David Kirkpatrick

January 5, 2009

Franken will be anounced as Minnesota Senator

Filed under: Politics — Tags: , , , , , — David Kirkpatrick @ 4:03 am

Breaking news here in the middle of the night — in a serious blow to any hope for Norm Coleman’s campaign, the Minnesota Canvassing Board will announce Democrat Al Franken as the victor in the drawn-out recount.

From the link:

The board was to meet Monday and was expected to declare which candidate received the most overall votes from nearly 3 million ballots cast. The latest numbers showed Franken, a Democrat, with a 225-vote lead over Republican Sen. Norm Coleman.

But after the announcement, there will be a seven-day waiting period before an election certificate is completed. If any lawsuits are filed during that waiting period, certification is conditional until the issue is settled in court.

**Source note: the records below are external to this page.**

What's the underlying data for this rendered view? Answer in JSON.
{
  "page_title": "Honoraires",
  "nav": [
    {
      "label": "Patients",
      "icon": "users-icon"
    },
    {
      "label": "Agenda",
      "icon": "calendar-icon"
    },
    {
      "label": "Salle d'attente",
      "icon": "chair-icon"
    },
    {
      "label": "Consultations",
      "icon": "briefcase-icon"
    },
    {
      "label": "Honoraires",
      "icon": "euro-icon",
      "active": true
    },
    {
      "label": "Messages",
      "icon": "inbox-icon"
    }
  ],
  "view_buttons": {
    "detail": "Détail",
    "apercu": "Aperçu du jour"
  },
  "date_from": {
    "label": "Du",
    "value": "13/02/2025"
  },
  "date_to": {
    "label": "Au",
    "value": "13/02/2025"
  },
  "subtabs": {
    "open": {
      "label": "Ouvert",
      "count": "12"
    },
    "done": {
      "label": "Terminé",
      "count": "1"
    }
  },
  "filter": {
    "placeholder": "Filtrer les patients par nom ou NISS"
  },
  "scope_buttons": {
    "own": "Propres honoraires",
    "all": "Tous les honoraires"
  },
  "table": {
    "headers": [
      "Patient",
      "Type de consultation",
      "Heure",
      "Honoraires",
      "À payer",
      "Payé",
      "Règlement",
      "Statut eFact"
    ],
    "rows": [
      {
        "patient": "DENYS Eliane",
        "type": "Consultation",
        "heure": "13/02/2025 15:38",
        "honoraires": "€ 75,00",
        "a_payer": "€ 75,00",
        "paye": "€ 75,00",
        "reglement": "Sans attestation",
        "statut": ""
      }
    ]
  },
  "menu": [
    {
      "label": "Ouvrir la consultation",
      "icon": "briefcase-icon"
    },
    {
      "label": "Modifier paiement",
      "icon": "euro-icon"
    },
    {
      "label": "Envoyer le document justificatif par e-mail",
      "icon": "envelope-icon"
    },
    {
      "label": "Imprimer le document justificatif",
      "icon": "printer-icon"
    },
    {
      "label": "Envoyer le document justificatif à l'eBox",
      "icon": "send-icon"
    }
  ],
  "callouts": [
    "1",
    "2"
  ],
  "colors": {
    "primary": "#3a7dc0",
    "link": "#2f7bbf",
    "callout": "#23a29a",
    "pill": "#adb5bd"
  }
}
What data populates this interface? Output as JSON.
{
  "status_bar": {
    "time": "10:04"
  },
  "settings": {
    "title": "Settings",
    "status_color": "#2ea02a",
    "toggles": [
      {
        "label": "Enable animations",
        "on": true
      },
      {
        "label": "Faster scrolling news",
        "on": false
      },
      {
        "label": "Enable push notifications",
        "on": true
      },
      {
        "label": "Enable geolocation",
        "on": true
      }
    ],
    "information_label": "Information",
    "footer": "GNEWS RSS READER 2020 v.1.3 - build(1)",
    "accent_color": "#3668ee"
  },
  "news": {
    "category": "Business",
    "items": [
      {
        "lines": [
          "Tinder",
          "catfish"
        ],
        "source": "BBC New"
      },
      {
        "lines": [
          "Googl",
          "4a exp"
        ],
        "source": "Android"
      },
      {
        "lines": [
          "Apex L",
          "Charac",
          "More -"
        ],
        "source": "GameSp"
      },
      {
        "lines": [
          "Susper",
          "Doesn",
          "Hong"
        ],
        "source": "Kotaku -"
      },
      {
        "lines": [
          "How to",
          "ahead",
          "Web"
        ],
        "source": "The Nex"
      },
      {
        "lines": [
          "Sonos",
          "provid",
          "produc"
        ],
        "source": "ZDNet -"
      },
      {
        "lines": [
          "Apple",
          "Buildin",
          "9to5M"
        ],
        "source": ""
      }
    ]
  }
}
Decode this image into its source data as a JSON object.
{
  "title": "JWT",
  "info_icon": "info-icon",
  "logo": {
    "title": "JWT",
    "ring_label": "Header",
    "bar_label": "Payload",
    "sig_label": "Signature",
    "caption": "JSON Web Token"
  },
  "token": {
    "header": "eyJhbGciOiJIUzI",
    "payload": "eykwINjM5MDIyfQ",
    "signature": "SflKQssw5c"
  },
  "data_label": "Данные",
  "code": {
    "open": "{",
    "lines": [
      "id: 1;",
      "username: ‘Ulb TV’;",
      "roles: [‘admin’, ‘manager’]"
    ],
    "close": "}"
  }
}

Coleman, who led Franken on election night, hasn’t ruled out a lawsuit challenging the results, claiming there were irregularities that gave Franken an unfair advantage.

The Coleman campaign also has a petition pending before the state Supreme Court to include 650 ballots that it says were improperly rejected but not forwarded by local officials to St. Paul for counting.

December 1, 2008

Bill Clinton in the Senate?

Filed under: Politics — Tags: , , , , — David Kirkpatrick @ 7:31 pm

Pretty nutty concept and I’d  be very shocked if that’s something he’d even be interested in taking on.

From the link:

On Monday, President-elect Barack Obama announced that he asked his former rival to be his secretary of state.

That means the scramble begins to replace Clinton on Capitol Hill. Among those mentioned to take her seat as New York’s junior senator is her husband, former President Bill Clinton.

At a news conference in Chicago, Illinois, on Monday, after Obama announced her selection, Clinton said she wanted to “thank my fellow New Yorkers who have, for eight years, given me the joy of a job I love with the opportunity to work on issues I care deeply, in a state that I cherish.”

Clinton added that “leaving the Senate is very difficult for me.”

The task of choosing a successor falls to David Paterson, New York’s Democratic governor. Whomever he picks would serve for two years, before a special election in November 2010 to decide who fills the last two years of Clinton’s term.

November 25, 2008

I don’t think we learned much …

Filed under: Politics — Tags: , , , , , — David Kirkpatrick @ 2:54 am

that statement is a direct quote from an unnamed Republican senator from this Politico piece. That long walk in the wilderness looks pretty likely right now.

The election is still warm, but weeks have passed with no easing of the bad taste in the collective GOP mouths.

And Sarah Palin is still on a publicity tour thanks to a $3M PAC ad campaign. Until she’s no longer a viable “face” for the Republican Party, things will not improve.

From the link:

The Republican U.S. senator sits glumly across the restaurant table.

“I don’t think we have learned much from the election in terms of what people want to see,” he says. “We have the same gridlock.”

By the “same gridlock,” he means that party hard-liners, both Democrats and Republicans, will remain in control of the machinery of Congress. And that means more of the same. It means more politics as usual — especially in his party.

“We need someone who speaks from the center,” he says. “Sarah Palin is not the voice of our party.”

He talks a little about immigration. He is a moderate on immigration, which is to say he is out of step with most of his party. He says the Republican hard line on immigration hurt the party with Hispanics.

Barack Obama won about two-thirds of the Hispanic vote this year, up from the 53 percent that John Kerry won in 2004.

And the Republicans are very, very worried about the Hispanic vote. They see the African-American vote as largely gone, but the Hispanic vote was a possibility in future elections. If only Republicans knew how to appeal to Hispanic voters.

October 1, 2008

Senate version of bailout plan passes

Filed under: Business, Politics — Tags: , , , , — David Kirkpatrick @ 11:43 pm

Predictably.

We’ll see what the House does on Friday.

From the link:

In stark contrast to the House rejection of the plan on Monday, a bipartisan coalition of senators — including both presidential candidates — showed no hesitation in backing a proposal that had drawn public scorn, though the outpouring eased somewhat after a market plunge followed the House defeat. The Senate margin was 74 to 25 in favor of the White House initiative to buy troubled securities in an effort to avoid an economic catastrophe.

Only Senator Edward M. Kennedy, who is being treated for brain cancer, did not vote.

The two Senate leaders, Senators Harry Reid, Democrat of Nevada and the majority leader, and Mitch McConnell of Kentucky, the Republican leader, strongly urged their colleagues to approve the plan despite the political risk given public resentment.